We introduce lots of things like this: alongside other things they really like, with a “try a bite or two” rule. I realize there are some foods they’ll never like (Luke STILL can’t eat green beans without gagging), and that’s fine, but repeated exposure to so many things has meant expanded palates and more dinner choices for us.
Jack Henry is easily still the pickiest, but I have to say, he’ll readily try almost anything new. He doesn’t often get a new “favorite” from those tries, but we press on. Bennett is probably the most adventurous eater and frankly, has the biggest appetite…he tries things and generally likes more new things than the others. Luke isn’t far behind Bennett; a tad less adventurous, but occasionally surprising us, like asking for shrimp while on vacation last summer (I eat exactly 0 seafood; Matt loves it, so Luke ate some of Matt’s dinner a time or two).

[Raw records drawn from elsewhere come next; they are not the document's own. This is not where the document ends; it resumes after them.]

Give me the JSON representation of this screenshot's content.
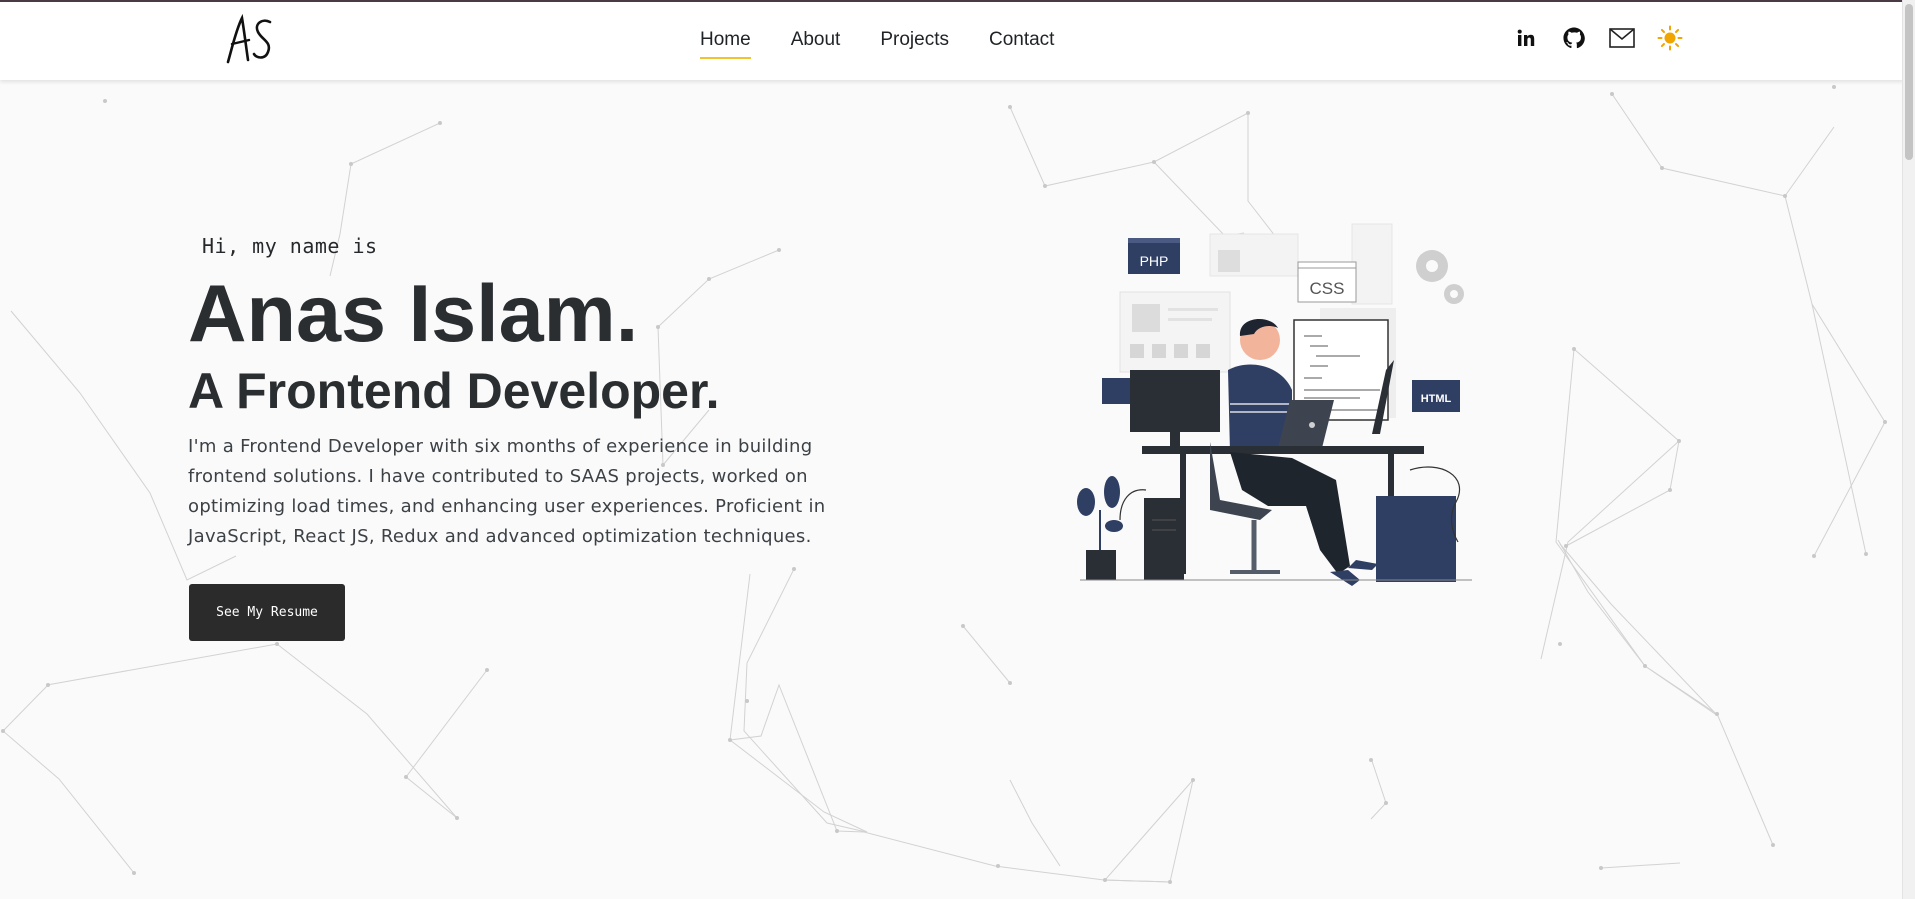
{
  "header": {
    "logo_text": "AS",
    "nav": [
      {
        "label": "Home",
        "active": true
      },
      {
        "label": "About",
        "active": false
      },
      {
        "label": "Projects",
        "active": false
      },
      {
        "label": "Contact",
        "active": false
      }
    ],
    "social_icons": [
      "linkedin-icon",
      "github-icon",
      "mail-icon",
      "sun-icon"
    ]
  },
  "hero": {
    "greeting": "Hi, my name is",
    "name": "Anas Islam.",
    "role": "A Frontend Developer.",
    "bio": "I'm a Frontend Developer with six months of experience in building frontend solutions. I have contributed to SAAS projects, worked on optimizing load times, and enhancing user experiences. Proficient in JavaScript, React JS, Redux and advanced optimization techniques.",
    "resume_button": "See My Resume"
  },
  "illustration": {
    "labels": {
      "php": "PHP",
      "css": "CSS",
      "html": "HTML"
    }
  },
  "colors": {
    "accent": "#f2c230",
    "text_dark": "#2a2e31",
    "button_bg": "#2b2b2b",
    "illustration_navy": "#2f3e63",
    "sun": "#f0a500"
  }
}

Back to Monday night’s dinner salad, which consisted of:
Shredded parmesan cheese
Rotisserie chicken breast
Cooked rotini pasta (penne or farfalle would be fine, too)
I told the boys that I’d pile everything on their plate but not mix it up, in case they’d prefer the parts of the salad plain. The 2 older boys sampled the Caesar dressing and wanted that; Jack Henry stuck to his favorite, Zia’s. Luke and Bennett promptly mixed their salads on their plates (we have some these from Nana Jo, and we use them ALL the time! Fun, right?) and ate them like grown humans eat a salad: all mixed up. Jack Henry picked at the components of his, which is fine by me, since he ate his chicken, some of the pasta, and a good amount of lettuce/spinach.
do you love the leftover jimmy john’s napkins? classy.
yum. i was so happy that there were leftovers the next day!
On to Tuesday night’s dinner: soup in a bread bowl. The boys used to HATE soup, so I’ve always always served it with some kind of bread. I feel like it softens the blow of a food they don’t like, you know? Well, over time, they’ve gotten to the point of liking a couple of different soups, so I thought bread bowls would be fun. The older 2 loved it…Bennett had seconds on the soup! JH still doesn’t like soup, so he picked at the parts of his he liked, and of course, loved the bread bowl. No kid has ever loved carbs like Jack Henry, I tell you.
And Luke made a pronouncement that I’ll not likely forget: “Mom, you’re right about trying things a lot of times. What’s that called? Repeated exposure? Yeah. It really works.”
Sage parenting advice from the 11-year-old, y’all.
Tonight is steak fajita night (smart shoppers: check your grocery’s meat section for meat that needs to be sold that day…Schnucks has a marked-down section, usually 25% off, where the meat still looks great but just needs to be eaten in the next day or two or frozen immediately.). They won’t eat the vegetables on their fajitas, so they’ll have another vegetable on the side. I’m fine with that, provided they try a bite of a onion or pepper. That’s all I ask.
So if you’re out there wondering if your picky toddler will EVER eat anything normal, I tell you:
1. Stay the course. This can get better.
2. Continue to introduce new or not-favorite things. Repeat exposure is the only way this is going to work. (or, seeing a role model eat the food you want them to eat; peer pressure is a powerful thing)
3. Don’t give in just because it’s easy…you’re in charge here! Pick your battles, but your kid isn’t going to starve if he/she chooses not to eat the dinner you’re serving. You aren’t a short-order cook.
Hang in there, friends! You can do this.